» **What to do**
This task calls for copying every line of the records that includes the word "JSON".

The data Start Marker

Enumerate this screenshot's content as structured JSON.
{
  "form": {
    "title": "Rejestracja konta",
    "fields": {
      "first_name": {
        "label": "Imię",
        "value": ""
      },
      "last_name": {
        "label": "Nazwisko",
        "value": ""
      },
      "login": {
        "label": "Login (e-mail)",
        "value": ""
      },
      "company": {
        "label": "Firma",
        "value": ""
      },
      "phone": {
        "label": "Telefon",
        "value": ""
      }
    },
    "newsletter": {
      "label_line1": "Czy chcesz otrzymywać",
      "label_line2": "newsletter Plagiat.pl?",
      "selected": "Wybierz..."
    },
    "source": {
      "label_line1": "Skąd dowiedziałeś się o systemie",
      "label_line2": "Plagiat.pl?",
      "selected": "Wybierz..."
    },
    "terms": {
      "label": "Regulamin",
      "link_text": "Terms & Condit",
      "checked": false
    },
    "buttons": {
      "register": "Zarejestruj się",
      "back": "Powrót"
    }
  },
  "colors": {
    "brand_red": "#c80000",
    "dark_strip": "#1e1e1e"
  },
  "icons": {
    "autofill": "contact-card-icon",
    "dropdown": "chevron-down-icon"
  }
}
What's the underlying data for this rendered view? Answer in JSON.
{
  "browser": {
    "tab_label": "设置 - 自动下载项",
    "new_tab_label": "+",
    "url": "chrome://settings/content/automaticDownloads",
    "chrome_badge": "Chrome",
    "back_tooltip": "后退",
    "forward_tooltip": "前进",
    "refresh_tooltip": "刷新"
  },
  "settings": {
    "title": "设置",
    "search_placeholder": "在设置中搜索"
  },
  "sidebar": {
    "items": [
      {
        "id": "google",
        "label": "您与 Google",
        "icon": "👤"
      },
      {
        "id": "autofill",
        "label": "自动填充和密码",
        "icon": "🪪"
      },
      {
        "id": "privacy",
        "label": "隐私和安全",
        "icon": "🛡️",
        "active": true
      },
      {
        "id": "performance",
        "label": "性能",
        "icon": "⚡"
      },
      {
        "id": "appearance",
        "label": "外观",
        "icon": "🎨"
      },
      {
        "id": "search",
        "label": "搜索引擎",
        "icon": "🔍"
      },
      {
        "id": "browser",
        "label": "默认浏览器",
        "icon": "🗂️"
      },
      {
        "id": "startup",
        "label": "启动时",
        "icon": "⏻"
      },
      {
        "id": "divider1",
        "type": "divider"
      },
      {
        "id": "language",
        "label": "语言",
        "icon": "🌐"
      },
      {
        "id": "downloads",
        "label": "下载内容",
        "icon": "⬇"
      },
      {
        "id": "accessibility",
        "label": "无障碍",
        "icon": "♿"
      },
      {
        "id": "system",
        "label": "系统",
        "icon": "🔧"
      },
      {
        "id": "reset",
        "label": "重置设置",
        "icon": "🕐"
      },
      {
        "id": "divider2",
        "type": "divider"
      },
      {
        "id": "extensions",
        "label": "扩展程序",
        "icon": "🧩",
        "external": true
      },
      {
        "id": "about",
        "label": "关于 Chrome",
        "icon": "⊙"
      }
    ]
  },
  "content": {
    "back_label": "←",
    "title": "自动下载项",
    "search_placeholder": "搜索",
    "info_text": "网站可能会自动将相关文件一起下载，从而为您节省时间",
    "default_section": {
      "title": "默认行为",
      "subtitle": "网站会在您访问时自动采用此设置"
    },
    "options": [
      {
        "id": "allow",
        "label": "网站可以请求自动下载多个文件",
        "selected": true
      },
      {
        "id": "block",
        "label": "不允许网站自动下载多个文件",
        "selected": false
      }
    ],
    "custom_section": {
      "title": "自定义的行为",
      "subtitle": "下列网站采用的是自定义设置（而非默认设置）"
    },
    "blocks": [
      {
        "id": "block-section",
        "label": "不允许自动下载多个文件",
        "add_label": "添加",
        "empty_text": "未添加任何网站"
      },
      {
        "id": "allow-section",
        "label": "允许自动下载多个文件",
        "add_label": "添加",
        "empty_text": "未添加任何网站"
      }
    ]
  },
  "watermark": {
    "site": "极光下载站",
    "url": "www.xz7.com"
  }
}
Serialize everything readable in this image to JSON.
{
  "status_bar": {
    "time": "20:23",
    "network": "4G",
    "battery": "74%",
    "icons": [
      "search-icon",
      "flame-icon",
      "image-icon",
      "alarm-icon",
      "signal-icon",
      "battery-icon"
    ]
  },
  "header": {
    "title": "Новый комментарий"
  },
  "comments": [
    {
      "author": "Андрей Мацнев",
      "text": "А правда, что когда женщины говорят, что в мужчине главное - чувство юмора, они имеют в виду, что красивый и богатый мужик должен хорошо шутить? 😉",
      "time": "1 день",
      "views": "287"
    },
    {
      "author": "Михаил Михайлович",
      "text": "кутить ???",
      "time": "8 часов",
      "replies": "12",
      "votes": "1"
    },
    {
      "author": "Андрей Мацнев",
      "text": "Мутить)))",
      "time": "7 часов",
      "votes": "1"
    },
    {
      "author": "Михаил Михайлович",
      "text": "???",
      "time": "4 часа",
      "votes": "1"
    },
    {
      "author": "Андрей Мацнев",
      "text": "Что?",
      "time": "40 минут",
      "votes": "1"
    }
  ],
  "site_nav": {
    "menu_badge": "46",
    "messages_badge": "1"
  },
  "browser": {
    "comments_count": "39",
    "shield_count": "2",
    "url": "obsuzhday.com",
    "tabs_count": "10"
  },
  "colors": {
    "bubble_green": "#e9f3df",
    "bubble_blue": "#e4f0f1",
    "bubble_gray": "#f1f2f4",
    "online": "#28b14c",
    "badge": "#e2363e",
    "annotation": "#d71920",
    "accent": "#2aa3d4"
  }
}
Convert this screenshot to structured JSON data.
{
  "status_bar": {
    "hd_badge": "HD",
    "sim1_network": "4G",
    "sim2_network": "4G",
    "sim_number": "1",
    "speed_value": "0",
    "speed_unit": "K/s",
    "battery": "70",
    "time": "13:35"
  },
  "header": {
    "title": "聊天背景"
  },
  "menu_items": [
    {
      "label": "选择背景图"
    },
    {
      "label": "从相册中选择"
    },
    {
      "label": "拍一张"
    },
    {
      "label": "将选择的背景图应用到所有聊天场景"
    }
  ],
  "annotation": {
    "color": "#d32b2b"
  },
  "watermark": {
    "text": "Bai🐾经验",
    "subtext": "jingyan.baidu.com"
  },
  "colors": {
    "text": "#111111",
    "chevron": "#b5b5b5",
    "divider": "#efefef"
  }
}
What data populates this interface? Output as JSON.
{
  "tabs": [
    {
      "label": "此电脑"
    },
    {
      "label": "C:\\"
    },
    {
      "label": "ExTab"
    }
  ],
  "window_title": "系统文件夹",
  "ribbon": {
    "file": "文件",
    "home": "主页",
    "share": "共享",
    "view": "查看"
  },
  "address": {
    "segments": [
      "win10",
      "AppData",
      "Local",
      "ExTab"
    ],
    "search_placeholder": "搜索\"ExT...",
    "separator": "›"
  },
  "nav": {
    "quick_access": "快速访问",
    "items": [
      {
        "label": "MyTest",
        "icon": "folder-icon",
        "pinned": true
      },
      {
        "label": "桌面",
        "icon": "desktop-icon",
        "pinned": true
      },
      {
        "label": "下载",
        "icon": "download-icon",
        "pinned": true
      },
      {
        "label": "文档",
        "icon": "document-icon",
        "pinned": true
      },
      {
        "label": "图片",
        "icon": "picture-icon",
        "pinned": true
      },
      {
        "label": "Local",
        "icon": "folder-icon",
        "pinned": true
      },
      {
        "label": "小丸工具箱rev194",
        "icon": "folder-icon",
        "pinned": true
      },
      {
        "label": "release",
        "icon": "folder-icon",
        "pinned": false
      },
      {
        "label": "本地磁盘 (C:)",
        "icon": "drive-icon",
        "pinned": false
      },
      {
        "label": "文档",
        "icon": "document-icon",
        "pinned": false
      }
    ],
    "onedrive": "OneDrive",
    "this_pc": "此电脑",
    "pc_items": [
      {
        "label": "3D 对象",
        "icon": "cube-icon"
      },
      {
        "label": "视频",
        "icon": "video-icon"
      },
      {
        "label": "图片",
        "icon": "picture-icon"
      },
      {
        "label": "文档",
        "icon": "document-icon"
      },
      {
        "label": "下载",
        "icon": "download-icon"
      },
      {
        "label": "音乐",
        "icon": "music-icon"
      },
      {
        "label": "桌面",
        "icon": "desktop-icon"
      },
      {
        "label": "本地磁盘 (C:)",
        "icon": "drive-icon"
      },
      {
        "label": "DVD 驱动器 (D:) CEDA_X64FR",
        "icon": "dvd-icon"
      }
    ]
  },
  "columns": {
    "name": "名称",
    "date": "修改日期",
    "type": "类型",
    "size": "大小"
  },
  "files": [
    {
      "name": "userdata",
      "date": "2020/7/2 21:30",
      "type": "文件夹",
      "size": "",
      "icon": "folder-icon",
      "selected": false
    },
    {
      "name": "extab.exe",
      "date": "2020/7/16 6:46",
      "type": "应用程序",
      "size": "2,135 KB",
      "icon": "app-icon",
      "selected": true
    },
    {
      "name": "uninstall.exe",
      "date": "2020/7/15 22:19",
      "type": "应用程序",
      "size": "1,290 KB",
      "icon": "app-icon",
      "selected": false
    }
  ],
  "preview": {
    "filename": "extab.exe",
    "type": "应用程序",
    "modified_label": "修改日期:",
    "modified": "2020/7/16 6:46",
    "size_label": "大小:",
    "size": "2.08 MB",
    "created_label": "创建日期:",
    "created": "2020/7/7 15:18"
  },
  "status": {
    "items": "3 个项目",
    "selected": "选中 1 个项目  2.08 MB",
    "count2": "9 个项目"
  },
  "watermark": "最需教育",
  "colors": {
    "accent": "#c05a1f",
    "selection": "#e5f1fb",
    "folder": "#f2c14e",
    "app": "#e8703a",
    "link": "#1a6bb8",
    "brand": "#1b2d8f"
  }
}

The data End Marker

» **Solution for this task**
Enumerate this screenshot's content as structured JSON.
What's the underlying data for this rendered view? Answer in JSON.
Serialize everything readable in this image to JSON.
Convert this screenshot to structured JSON data.
What data populates this interface? Output as JSON.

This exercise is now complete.